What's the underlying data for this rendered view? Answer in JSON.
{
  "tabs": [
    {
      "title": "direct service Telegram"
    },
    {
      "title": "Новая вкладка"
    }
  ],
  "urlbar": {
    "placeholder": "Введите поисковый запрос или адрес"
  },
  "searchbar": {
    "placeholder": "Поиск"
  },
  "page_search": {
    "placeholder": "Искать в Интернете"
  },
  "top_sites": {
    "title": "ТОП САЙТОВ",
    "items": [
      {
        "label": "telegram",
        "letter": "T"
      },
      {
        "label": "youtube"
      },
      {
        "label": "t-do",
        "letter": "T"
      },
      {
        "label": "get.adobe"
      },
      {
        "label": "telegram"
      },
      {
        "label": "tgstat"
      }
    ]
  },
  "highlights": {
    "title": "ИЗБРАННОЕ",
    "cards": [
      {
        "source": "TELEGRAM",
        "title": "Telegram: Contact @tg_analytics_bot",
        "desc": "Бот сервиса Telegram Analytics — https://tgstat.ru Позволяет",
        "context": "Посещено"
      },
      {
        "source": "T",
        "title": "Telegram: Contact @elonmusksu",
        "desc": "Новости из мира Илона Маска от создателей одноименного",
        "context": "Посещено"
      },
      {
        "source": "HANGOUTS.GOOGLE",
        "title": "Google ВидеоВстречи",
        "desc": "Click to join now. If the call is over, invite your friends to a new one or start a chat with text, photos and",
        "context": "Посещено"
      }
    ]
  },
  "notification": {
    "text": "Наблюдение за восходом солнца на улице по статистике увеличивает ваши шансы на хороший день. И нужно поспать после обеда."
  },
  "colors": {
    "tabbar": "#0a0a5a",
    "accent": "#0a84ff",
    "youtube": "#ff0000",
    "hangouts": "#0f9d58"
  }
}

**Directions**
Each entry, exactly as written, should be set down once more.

**Exercise solution**
What's the underlying data for this rendered view? Answer in JSON.
{
  "tabs": [
    {
      "title": "direct service Telegram"
    },
    {
      "title": "Новая вкладка"
    }
  ],
  "urlbar": {
    "placeholder": "Введите поисковый запрос или адрес"
  },
  "searchbar": {
    "placeholder": "Поиск"
  },
  "page_search": {
    "placeholder": "Искать в Интернете"
  },
  "top_sites": {
    "title": "ТОП САЙТОВ",
    "items": [
      {
        "label": "telegram",
        "letter": "T"
      },
      {
        "label": "youtube"
      },
      {
        "label": "t-do",
        "letter": "T"
      },
      {
        "label": "get.adobe"
      },
      {
        "label": "telegram"
      },
      {
        "label": "tgstat"
      }
    ]
  },
  "highlights": {
    "title": "ИЗБРАННОЕ",
    "cards": [
      {
        "source": "TELEGRAM",
        "title": "Telegram: Contact @tg_analytics_bot",
        "desc": "Бот сервиса Telegram Analytics — https://tgstat.ru Позволяет",
        "context": "Посещено"
      },
      {
        "source": "T",
        "title": "Telegram: Contact @elonmusksu",
        "desc": "Новости из мира Илона Маска от создателей одноименного",
        "context": "Посещено"
      },
      {
        "source": "HANGOUTS.GOOGLE",
        "title": "Google ВидеоВстречи",
        "desc": "Click to join now. If the call is over, invite your friends to a new one or start a chat with text, photos and",
        "context": "Посещено"
      }
    ]
  },
  "notification": {
    "text": "Наблюдение за восходом солнца на улице по статистике увеличивает ваши шансы на хороший день. И нужно поспать после обеда."
  },
  "colors": {
    "tabbar": "#0a0a5a",
    "accent": "#0a84ff",
    "youtube": "#ff0000",
    "hangouts": "#0f9d58"
  }
}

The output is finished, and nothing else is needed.